You see chapels everywhere. There are chapels in hospitals and schools. There are chapels in caves and in skyscrapers. The Mount Carmel chapel in Batanes, however, will make any bride blush with love. It’s absolutely lovely, so much so that we’re thinking of nullifying our marriage so we can marry again in Mount Carmel chapel.
There’s a place in Batanes called the Boulder Bay. The place is so-named because the bay is filled with, well, boulders. Huge rocks piled on top of each other, stretching as far as the eyes can see. With the rugged cliffs and verdant slopes of Batanes as background, the Boulder Bay gives a whole new image to rocks. Boulder Bay rocks, dude (you know that line is coming, right?). We didn’t ask but we think anyone can take a swim in this beach. This is the mother of all multi-tasking: swim and get scrubbed at the same time.
What’s so special with cars? Exactly. Unless it’s a powerhorse that can make Dash or The Flash look like a snail, there’s nothing special with cars. But it’s a different story in Batanes. There was once a time, a kwentong-lasing goes, when there were only two cars in Batanes — one belonging to the public works department and the other to the army. One day, there was none left because the two vehicles collided. There are now more vehicles in Batanes (but they still RUN OUT of for-hire vehicles during peak tourist season). Now, take a look at this car (uhm, Toyota should really pay us something for this plug) parked along the sleepy slopes of Batanes and tell us: does it look more, uhm, aerodynamic? Kidding aside, any vehicle would look ruggedly handsome in Batanes.
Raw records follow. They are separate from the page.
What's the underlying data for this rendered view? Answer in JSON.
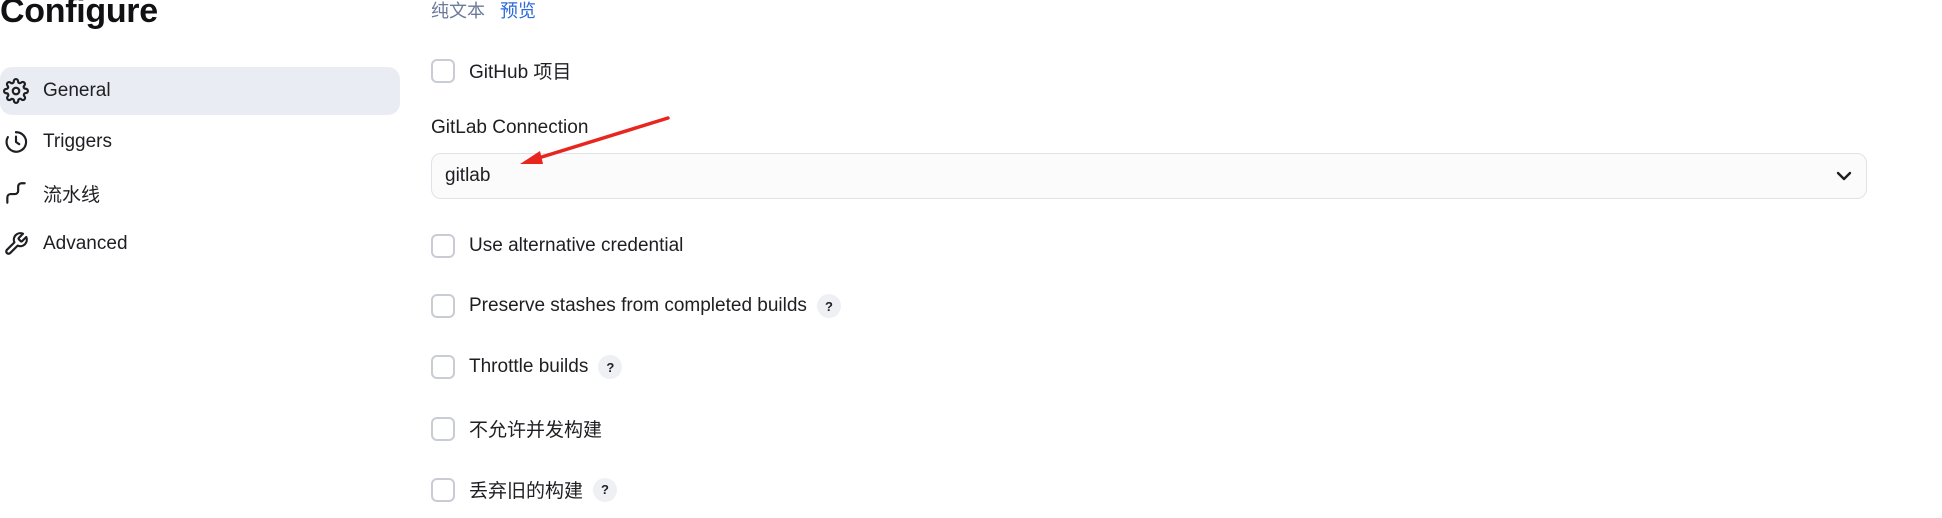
{
  "page_title": "Configure",
  "sidebar": {
    "items": [
      {
        "label": "General",
        "icon": "gear-icon",
        "active": true
      },
      {
        "label": "Triggers",
        "icon": "clock-icon",
        "active": false
      },
      {
        "label": "流水线",
        "icon": "pipeline-icon",
        "active": false
      },
      {
        "label": "Advanced",
        "icon": "wrench-icon",
        "active": false
      }
    ]
  },
  "main": {
    "format_links": {
      "plain_text": "纯文本",
      "preview": "预览"
    },
    "github_project": {
      "label": "GitHub 项目",
      "checked": false
    },
    "gitlab_connection": {
      "label": "GitLab Connection",
      "selected": "gitlab"
    },
    "options": [
      {
        "label": "Use alternative credential",
        "checked": false,
        "help": false
      },
      {
        "label": "Preserve stashes from completed builds",
        "checked": false,
        "help": true
      },
      {
        "label": "Throttle builds",
        "checked": false,
        "help": true
      },
      {
        "label": "不允许并发构建",
        "checked": false,
        "help": false
      },
      {
        "label": "丢弃旧的构建",
        "checked": false,
        "help": true
      }
    ],
    "help_glyph": "?"
  },
  "colors": {
    "active_bg": "#e9ecf2",
    "link": "#2c6bd9",
    "annotation_arrow": "#e8251f"
  }
}
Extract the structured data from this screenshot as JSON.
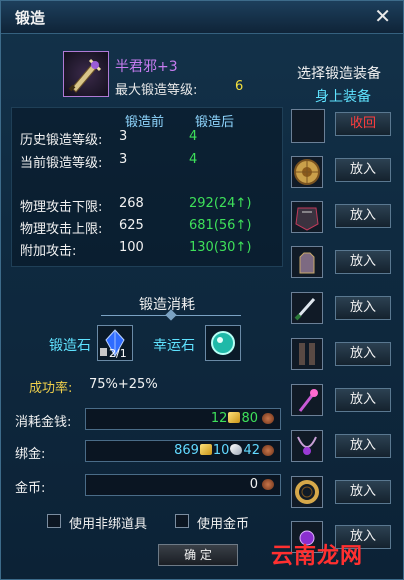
{
  "window": {
    "title": "锻造"
  },
  "item": {
    "name": "半君邪+3",
    "max_level_label": "最大锻造等级:",
    "max_level_value": "6"
  },
  "stats": {
    "col_before": "锻造前",
    "col_after": "锻造后",
    "rows": [
      {
        "label": "历史锻造等级:",
        "before": "3",
        "after": "4"
      },
      {
        "label": "当前锻造等级:",
        "before": "3",
        "after": "4"
      },
      {
        "label": "物理攻击下限:",
        "before": "268",
        "after": "292(24↑)"
      },
      {
        "label": "物理攻击上限:",
        "before": "625",
        "after": "681(56↑)"
      },
      {
        "label": "附加攻击:",
        "before": "100",
        "after": "130(30↑)"
      }
    ]
  },
  "cost": {
    "title": "锻造消耗",
    "forge_stone_label": "锻造石",
    "forge_stone_qty": "2/1",
    "luck_stone_label": "幸运石",
    "success_label": "成功率:",
    "success_value": "75%+25%",
    "money_label": "消耗金钱:",
    "money_gold": "12",
    "money_silver": "80",
    "bound_label": "绑金:",
    "bound_copper": "869",
    "bound_gold": "10",
    "bound_silver": "42",
    "coin_label": "金币:",
    "coin_value": "0"
  },
  "options": {
    "use_unbound": "使用非绑道具",
    "use_coin": "使用金币"
  },
  "confirm_label": "确 定",
  "right_panel": {
    "title": "选择锻造装备",
    "subtitle": "身上装备",
    "retract_label": "收回",
    "put_label": "放入"
  },
  "watermark": "云南龙网"
}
So, there you go. The otherwise ordinary “things” we’ve encountered on a quick trip to Batanes. We’ll be featuring more stories of our visit. In the meantime, feel free to tell us about the ordinary “things” which you think are transformed into something different by the Batanes ambiance.